The army has been unable to capture or kill top Taliban leaders in Swat, including Maulana Fazlullah, known as Mullah Radio for his penchant for spreading calls for jihad via pirated FM radio signals. The government announced a $600,000 reward this week for information leading to Fazlullah's killing or capture.
"We are trying to target the top leadership of militants, and they are constantly being followed," Abbas said.
The Taliban has held Swat off and on since late 2007. But the government decided this spring to try to regain it after a peace deal broke down. The military says it has dispatched 15,000 troops to battle what was originally thought to be a militia of 3,000 to 4,000 Taliban fighters.
The battle for Swat has come at a high cost for local residents, with nearly 3 million civilians displaced from their homes, according to the latest government estimates. The government has struggled to provide basic services to the displaced, who have flooded nearby towns, and much of the burden for supporting them has fallen on private groups and individuals.

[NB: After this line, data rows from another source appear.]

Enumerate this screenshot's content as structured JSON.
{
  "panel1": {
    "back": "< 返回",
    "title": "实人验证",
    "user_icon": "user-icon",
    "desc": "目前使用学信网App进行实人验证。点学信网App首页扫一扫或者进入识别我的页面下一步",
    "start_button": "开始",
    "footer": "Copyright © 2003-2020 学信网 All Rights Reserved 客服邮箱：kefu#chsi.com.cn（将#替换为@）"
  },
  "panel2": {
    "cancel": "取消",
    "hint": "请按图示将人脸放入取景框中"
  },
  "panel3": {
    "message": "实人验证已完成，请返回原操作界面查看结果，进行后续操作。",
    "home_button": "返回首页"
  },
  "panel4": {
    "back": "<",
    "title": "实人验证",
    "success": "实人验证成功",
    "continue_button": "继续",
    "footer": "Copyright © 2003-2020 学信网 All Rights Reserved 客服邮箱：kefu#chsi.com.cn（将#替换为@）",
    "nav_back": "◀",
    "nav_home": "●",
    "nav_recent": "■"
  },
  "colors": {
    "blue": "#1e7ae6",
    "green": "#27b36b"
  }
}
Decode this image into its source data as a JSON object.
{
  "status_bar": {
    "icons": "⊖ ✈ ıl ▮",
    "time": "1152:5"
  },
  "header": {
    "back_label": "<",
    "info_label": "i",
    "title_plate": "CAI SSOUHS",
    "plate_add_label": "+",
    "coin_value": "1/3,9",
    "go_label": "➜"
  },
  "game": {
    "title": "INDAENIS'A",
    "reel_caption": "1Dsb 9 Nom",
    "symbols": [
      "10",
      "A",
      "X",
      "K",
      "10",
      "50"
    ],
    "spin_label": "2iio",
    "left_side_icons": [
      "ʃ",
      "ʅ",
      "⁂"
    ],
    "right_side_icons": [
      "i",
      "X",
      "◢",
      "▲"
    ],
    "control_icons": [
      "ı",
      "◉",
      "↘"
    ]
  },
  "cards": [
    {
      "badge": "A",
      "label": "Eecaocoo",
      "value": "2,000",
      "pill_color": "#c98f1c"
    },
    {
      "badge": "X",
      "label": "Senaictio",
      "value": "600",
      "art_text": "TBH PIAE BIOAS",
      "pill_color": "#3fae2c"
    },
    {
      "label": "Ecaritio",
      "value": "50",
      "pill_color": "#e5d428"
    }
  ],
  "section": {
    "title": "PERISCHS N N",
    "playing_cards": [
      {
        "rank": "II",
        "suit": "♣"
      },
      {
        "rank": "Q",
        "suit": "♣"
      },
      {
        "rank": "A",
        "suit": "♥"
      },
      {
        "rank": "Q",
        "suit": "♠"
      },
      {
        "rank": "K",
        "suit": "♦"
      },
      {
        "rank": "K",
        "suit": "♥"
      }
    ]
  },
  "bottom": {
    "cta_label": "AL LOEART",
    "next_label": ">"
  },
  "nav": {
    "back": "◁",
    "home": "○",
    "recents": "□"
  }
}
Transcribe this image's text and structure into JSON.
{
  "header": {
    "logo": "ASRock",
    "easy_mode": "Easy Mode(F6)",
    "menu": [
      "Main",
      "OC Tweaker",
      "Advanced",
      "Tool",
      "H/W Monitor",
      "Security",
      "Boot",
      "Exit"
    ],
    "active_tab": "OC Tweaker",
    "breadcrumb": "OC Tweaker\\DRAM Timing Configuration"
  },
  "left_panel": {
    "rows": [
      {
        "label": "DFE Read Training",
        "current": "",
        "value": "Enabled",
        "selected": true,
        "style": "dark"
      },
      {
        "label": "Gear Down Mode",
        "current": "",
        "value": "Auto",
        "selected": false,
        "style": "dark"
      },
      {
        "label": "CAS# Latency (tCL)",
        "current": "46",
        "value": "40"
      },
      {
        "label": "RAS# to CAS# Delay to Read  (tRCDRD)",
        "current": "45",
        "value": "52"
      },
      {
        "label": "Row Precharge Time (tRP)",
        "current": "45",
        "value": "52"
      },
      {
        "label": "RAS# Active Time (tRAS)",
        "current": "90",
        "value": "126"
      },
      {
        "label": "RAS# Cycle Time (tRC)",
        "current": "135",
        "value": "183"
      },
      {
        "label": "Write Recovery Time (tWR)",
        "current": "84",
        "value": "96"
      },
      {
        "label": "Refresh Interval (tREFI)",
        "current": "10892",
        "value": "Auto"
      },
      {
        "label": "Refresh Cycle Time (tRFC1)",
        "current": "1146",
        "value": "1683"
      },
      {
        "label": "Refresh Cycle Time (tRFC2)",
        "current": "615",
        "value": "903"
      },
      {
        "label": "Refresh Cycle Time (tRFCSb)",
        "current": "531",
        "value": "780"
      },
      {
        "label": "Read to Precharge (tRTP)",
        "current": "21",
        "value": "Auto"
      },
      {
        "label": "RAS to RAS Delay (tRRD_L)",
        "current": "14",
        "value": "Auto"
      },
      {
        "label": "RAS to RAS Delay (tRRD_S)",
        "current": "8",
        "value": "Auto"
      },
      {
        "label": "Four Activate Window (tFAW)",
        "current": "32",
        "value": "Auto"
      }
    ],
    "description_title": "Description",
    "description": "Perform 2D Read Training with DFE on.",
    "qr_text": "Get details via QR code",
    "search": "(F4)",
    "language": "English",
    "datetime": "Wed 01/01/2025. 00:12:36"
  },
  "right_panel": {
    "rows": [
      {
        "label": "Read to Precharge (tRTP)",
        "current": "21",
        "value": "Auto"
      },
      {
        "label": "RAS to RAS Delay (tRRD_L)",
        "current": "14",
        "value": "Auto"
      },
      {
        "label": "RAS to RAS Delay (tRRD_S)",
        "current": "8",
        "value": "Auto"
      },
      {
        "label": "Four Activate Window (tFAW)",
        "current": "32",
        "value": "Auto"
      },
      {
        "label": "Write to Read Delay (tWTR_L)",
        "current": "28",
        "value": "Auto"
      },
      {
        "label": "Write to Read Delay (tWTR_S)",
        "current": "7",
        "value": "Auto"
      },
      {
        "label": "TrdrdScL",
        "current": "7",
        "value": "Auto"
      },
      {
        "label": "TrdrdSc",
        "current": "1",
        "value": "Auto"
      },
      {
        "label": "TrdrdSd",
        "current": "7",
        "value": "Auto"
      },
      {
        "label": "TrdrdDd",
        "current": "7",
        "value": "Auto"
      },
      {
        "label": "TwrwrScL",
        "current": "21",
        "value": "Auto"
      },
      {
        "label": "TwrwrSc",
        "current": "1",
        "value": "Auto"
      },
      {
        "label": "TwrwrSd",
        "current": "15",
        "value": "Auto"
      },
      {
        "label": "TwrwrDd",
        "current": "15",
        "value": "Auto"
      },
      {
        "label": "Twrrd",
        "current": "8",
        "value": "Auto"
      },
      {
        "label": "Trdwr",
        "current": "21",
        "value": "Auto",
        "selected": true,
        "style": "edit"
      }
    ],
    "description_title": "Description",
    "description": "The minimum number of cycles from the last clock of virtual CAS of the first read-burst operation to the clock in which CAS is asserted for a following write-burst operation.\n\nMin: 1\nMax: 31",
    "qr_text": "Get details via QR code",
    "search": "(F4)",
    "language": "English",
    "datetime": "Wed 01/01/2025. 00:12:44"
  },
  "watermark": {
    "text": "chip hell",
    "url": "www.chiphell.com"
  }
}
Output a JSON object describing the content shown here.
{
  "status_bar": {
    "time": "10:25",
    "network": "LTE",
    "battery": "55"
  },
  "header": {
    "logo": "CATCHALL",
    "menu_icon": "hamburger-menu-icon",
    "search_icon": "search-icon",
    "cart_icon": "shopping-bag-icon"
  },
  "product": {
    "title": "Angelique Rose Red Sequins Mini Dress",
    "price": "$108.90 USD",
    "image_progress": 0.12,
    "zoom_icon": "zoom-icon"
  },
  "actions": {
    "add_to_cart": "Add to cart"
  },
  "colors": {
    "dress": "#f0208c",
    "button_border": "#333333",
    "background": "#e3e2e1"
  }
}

The government insists that the displaced families will be allowed to return when it is safe for them to do so. Some have already returned to the adjacent district of Buner, but there were no suggestions Saturday that Mingora was ready for its residents to come back.
The Taliban has responded to the government's thrust into Swat with attacks in some of Pakistan's largest cities. Last week, attackers hit Lahore in the east and Peshawar in the northwest with sophisticated, deadly strikes. Taliban leaders have warned that they will carry out attacks in other major Pakistani cities, including Islamabad, in the days to come.